Legend of Fae is a superb match-3 puzzle game with a great blend of real-time RPG action
You’d think that there’s only so much a young girl can take in at once, yet it would appear that Legend of Fae‘s heroine Claudia is ready to open her mind to anything. Left on her own and surrounded by bizarre creatures that only she can see, it’s no wonder that she’s going out of her way to find some answers.
Thanks to Claudia’s story, Legend of Fae turns out to be one of the most enjoyable Bejeweled-style match-3 games we’ve played. There is so much content and depth, all melded together with gorgeous pixel-art graphics to provide non-stop exciting puzzle action. It’s impossible not to be enthralled throughout, with enemies to fight and secrets to uncover.
Claudia Bernard is born with a weakening disease, and although the doctors are able to keep her fit, she still needs a walking stick to balance on her impaired leg. Her parents are incredibly busy and don’t have the time to look after her, so she is sent overseas to live with her uncle on Sea Cross Island.
A master in mechanical craftsmanship, Uncle teaches Claudia his ways and she soon becomes very clever indeed. One morning, however, she wakes up to find him missing, with just a book, a mysterious lantern and a note telling her to escape from the island. She sets off to find her uncle, but soon stumbles across the Fae, a bunch of elemental fairies who grant her special powers.
Legend of Fae is split into two sections – gather mode and attack mode. Move to the bottom half of the action, and you can take part in some gem matching, earning powers and spells. Once enough have been gathered, you then jump to the top and use each separate magic spell to fend off enemies and obstacles.

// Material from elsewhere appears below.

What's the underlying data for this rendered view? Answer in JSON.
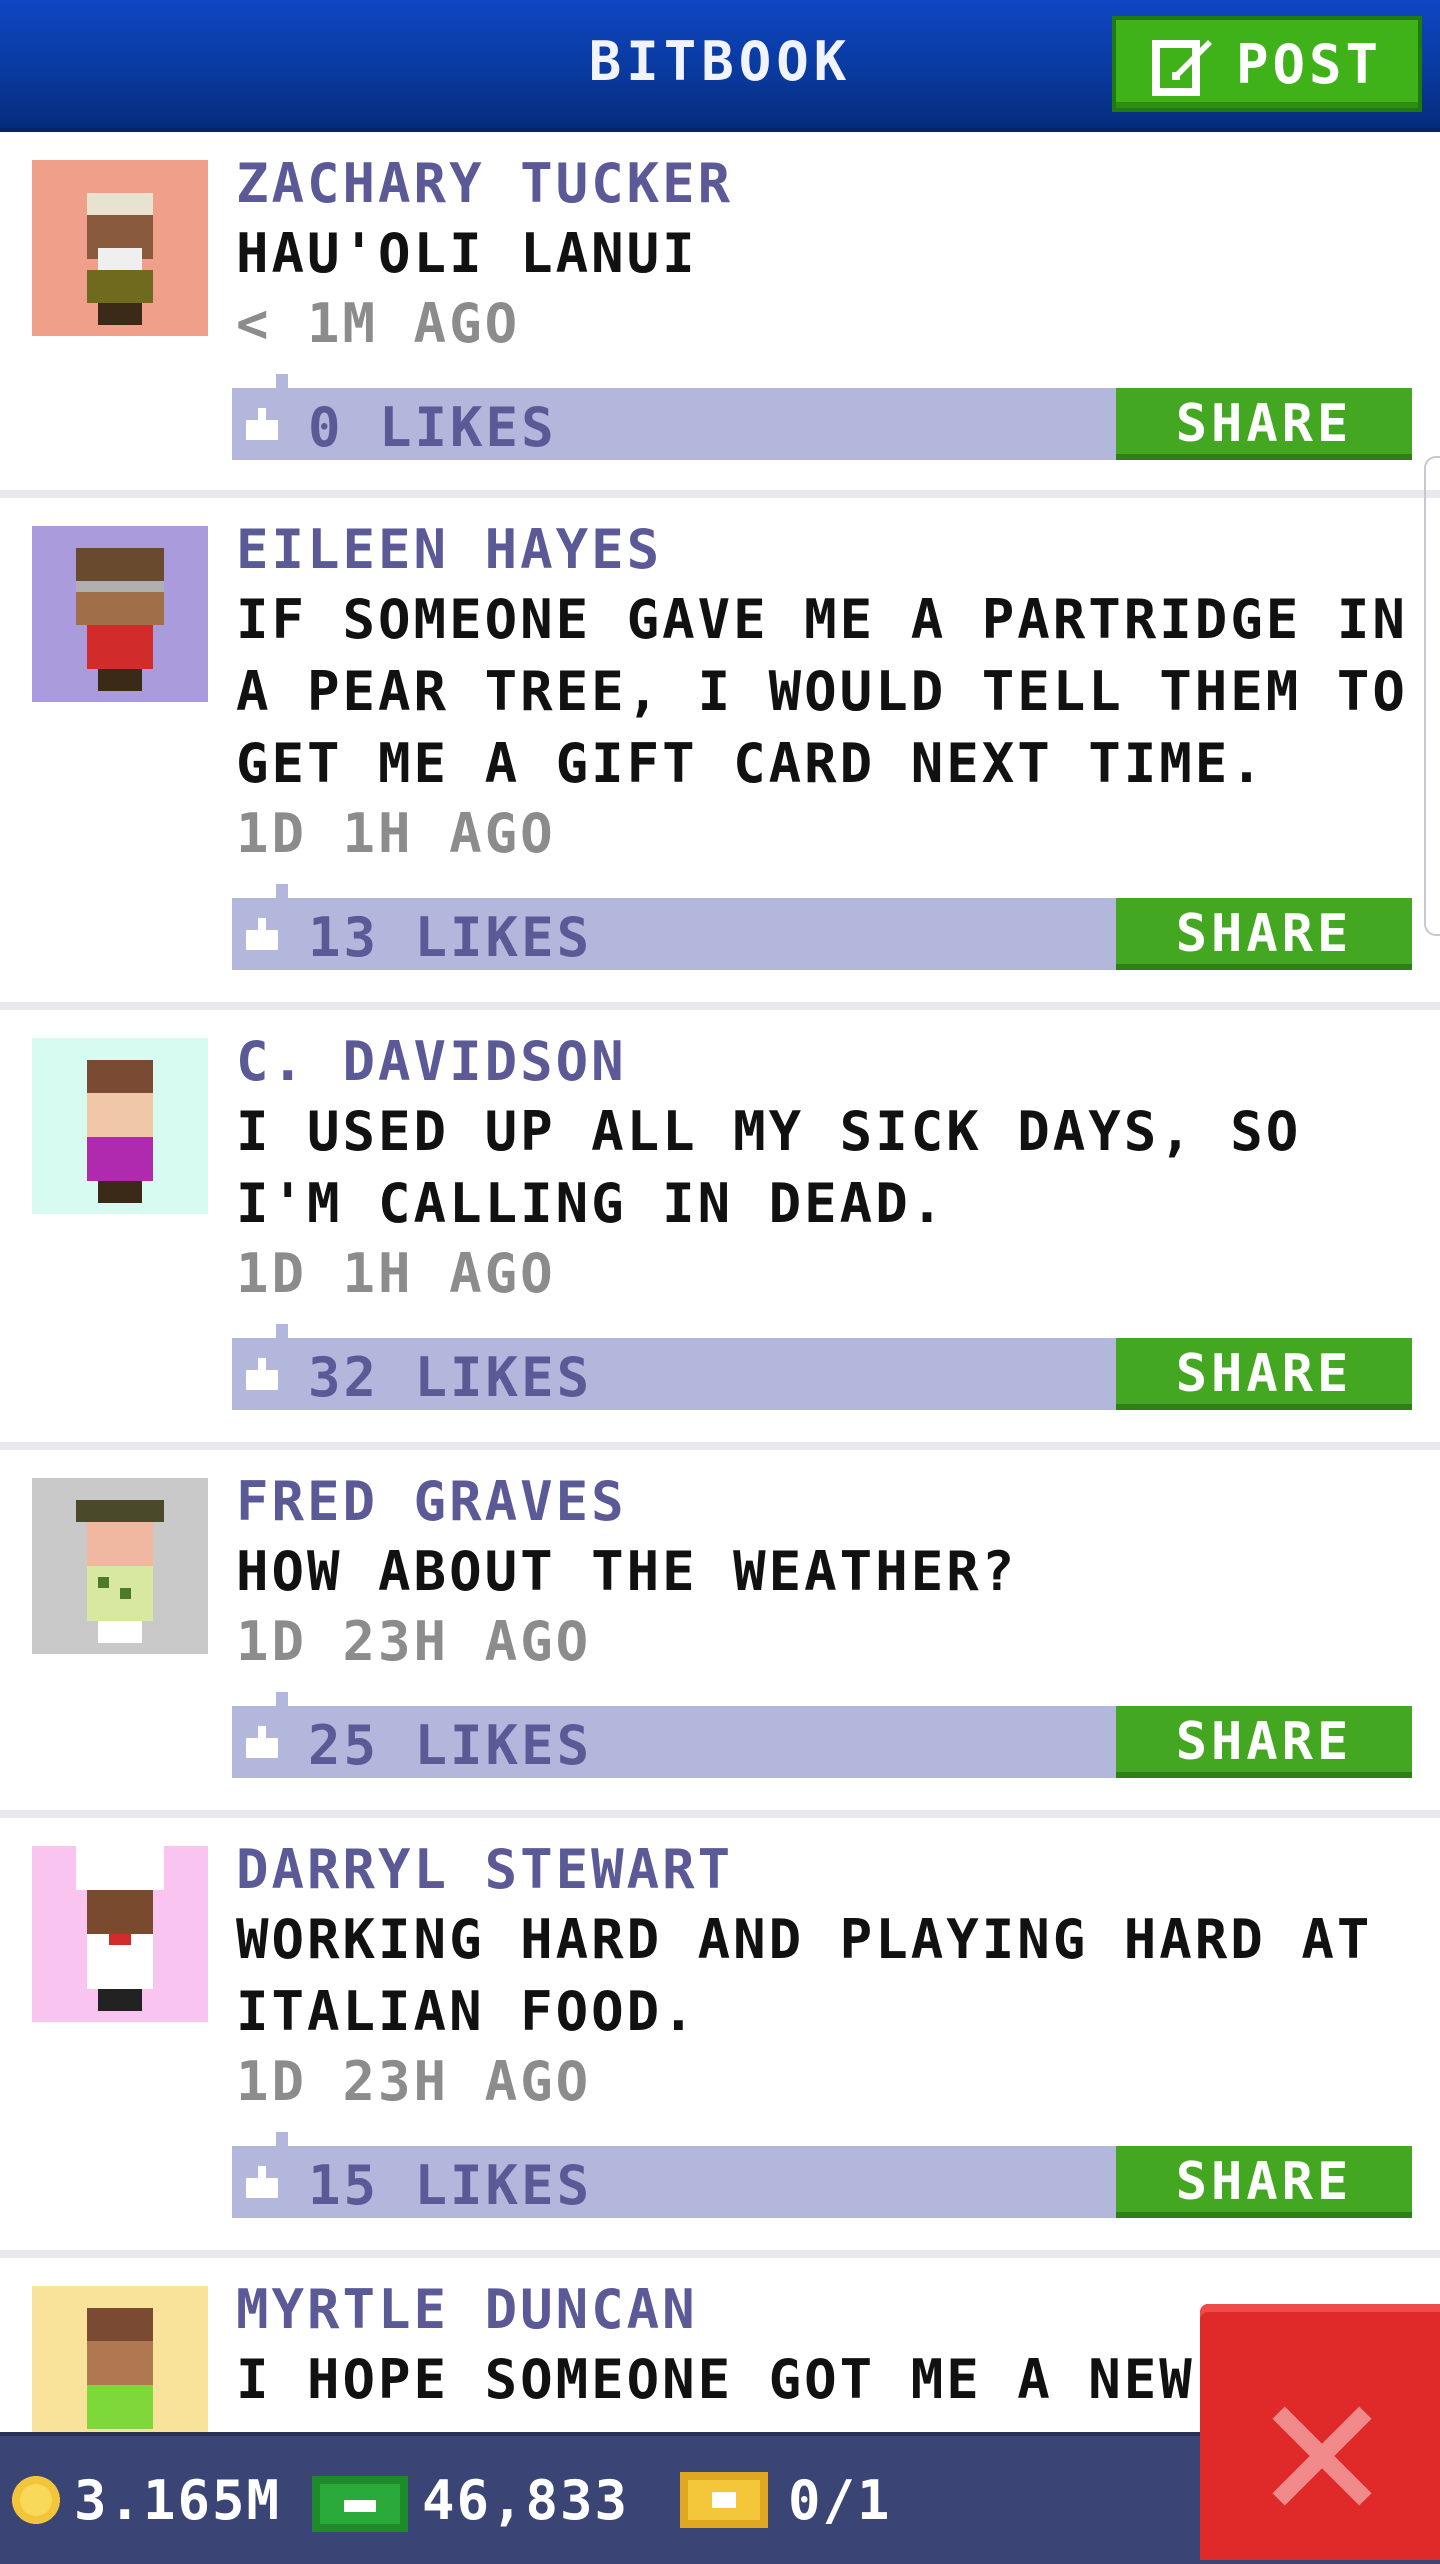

There are four main elemental powers – fire, wind, water and earth – and each has a strength and a weakness against another type. For example, if you are up against a fiery beast, using your water fairy will cause a critical hit. It’s all very tactical, as you search frantically on the match-3 panel for a specific gem type to cast.
This is only the basics, however. Legend of Fae is in fact a seriously deep game, with so much to consider. Mind gems must be matched to cure blindness effects, while poison can be removed by matching certain gems. Purple gems can be used to defend yourself from incoming attacks, and you’ll also need to watch your health bar to make sure Claudia doesn’t come a cropper.
On top of that, you have collectible parts that can be used to upgrade your Fae powers, and gems that reveal pages in your tome book. There’s also a combo system in place that rewards more points based on how many matches you make in a row. Elementals don’t just fight either – each has defensive powers that can be applied directly to Claudia.
We could go on and on, as there is just so much depth, with new enemy types and special situations, leading to different tactics being required. One level you’ll be surging forward to a specific point, while other times you’re in a defensive stance with enemies constantly coming in your direction.
The action is always exciting, and looks gorgeous to boot, with great pixel art and gorgeous locations. The main story is rather length too, taking several hours to plough your way through to the very end. Even once you’ve helped Claudia save the day, there are expert scores to go back and obtain.
Our only real criticism is that the going can get a little tough later on during play. Sometimes you’ll need specific elements to take down certain enemies, and if barely any of those gem types are present in your gather grid, it can take a while to match enough other gems so that these types fall down into play. Yet to combat this, you can set the game to Easy mode, during which health is barely an issue – hence, it’s not exactly a huge problem.
Legend of Fae is a highly enjoyable match-3-cum-RPG that we recommend anyone with an interesting is block-matching should check out. Make sure you at the very least check out the demo.